A metallic cement for joining separate pieces of metal together by fusion. It is a general rule, with respect to solder, that it should fuse at a lower temperature than the metal to be soldered. The solders of the plumber are composed of tin and lead, on account of their ready fusion. (See those metals.) The coppersmith's solder is an alloy of copper and zinc. See those metals.) In general, the solder is harder or softer, in proportion to the quantity of copper that is in it; the greater the quantity of copper it contains, the harder and more difficult of fusion it becomes. Solders of different degrees of fusibility are often required, particularly in cases where several joinings have to be made near to near other. The least fusible solder is employed in the first place, and the others in succession, according to their order of fusibility, to the subsequent joinings. If this precaution were not adopted, it would often happen that in soldering one joint, the heat communicated to the next thereby would cause it to become unsoldered.

Before soldering, the surfaces are rendered bright and clean, by scraping or filing them over; as a thin coat of oxide, or any foreign matter intervening, would prevent the union.

The solders used for brass are usually of two kinds, denominated hard and soft.

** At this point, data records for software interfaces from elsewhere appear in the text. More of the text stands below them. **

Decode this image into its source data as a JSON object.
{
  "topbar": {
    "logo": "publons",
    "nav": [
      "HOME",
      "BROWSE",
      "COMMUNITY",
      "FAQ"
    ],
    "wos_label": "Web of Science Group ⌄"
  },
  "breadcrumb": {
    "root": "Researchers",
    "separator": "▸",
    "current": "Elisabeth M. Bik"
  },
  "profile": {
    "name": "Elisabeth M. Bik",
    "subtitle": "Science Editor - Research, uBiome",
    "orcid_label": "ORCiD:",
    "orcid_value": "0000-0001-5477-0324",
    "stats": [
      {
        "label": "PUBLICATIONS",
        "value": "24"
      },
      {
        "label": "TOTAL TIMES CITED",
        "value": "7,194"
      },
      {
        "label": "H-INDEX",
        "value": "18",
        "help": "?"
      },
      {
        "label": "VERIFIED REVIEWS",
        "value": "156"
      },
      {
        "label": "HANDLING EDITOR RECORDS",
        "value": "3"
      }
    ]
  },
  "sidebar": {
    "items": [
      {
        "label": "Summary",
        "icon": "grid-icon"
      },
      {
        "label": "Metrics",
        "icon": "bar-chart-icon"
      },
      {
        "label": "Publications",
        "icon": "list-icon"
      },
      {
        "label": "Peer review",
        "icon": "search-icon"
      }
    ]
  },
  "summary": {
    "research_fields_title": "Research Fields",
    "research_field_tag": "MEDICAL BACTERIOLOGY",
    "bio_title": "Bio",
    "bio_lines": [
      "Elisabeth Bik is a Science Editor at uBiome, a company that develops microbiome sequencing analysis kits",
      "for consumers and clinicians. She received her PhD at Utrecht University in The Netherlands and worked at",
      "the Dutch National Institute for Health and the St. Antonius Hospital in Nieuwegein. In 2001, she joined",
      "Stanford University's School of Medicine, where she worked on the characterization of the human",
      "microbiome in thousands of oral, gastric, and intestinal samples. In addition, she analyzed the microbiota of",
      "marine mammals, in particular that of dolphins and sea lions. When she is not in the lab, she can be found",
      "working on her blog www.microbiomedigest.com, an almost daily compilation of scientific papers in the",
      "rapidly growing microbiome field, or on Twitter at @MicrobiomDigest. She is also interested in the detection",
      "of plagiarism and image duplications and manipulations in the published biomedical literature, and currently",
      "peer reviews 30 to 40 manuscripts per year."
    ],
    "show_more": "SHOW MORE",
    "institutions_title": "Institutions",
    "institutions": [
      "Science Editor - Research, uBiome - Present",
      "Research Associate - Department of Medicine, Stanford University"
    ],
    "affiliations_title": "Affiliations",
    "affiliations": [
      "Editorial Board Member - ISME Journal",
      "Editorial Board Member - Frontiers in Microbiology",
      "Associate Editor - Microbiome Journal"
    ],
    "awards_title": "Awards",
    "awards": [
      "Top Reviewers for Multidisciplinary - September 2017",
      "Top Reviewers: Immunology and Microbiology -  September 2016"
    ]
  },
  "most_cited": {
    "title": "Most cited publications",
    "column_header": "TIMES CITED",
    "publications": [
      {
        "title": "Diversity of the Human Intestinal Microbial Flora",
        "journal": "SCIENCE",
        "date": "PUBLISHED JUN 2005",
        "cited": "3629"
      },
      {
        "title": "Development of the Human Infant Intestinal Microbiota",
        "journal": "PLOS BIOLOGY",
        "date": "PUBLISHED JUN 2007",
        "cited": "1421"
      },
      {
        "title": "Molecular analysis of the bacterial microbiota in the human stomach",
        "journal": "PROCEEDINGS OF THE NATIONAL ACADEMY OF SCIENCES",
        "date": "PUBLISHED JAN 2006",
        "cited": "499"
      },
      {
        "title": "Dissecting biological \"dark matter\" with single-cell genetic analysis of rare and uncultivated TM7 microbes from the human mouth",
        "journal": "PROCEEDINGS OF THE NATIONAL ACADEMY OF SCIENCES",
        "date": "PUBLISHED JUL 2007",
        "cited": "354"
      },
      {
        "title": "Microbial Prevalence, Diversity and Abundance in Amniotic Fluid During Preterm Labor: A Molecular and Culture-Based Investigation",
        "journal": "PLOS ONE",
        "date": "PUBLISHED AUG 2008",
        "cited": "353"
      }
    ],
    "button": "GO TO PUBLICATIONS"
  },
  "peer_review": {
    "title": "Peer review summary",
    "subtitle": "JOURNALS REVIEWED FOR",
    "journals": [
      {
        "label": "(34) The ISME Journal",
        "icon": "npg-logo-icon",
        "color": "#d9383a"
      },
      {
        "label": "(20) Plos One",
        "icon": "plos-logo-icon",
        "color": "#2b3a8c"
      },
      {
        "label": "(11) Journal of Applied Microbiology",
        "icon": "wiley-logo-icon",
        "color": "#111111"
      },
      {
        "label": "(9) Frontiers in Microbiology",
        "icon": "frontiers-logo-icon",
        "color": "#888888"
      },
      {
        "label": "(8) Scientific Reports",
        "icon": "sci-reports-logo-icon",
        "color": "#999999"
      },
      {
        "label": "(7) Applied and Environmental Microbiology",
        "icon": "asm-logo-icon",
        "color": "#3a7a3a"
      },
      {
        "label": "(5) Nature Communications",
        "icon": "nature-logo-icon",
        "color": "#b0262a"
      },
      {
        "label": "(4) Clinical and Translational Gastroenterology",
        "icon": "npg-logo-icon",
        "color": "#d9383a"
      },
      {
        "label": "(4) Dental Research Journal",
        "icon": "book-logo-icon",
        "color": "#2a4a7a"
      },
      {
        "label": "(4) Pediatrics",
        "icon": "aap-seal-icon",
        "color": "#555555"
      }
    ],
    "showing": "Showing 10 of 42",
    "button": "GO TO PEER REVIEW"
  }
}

The hard is composed of brass and zinc, varied in the proportions of from sixteen to two parts of brass to one of zinc. The soft solder is composed of six parts brass, one of zinc, and one of tin. The brass is first melted, then the tin, and lastly the zinc (previously well heated) is added. The mixture is then agitated to divide it into grains as it cools.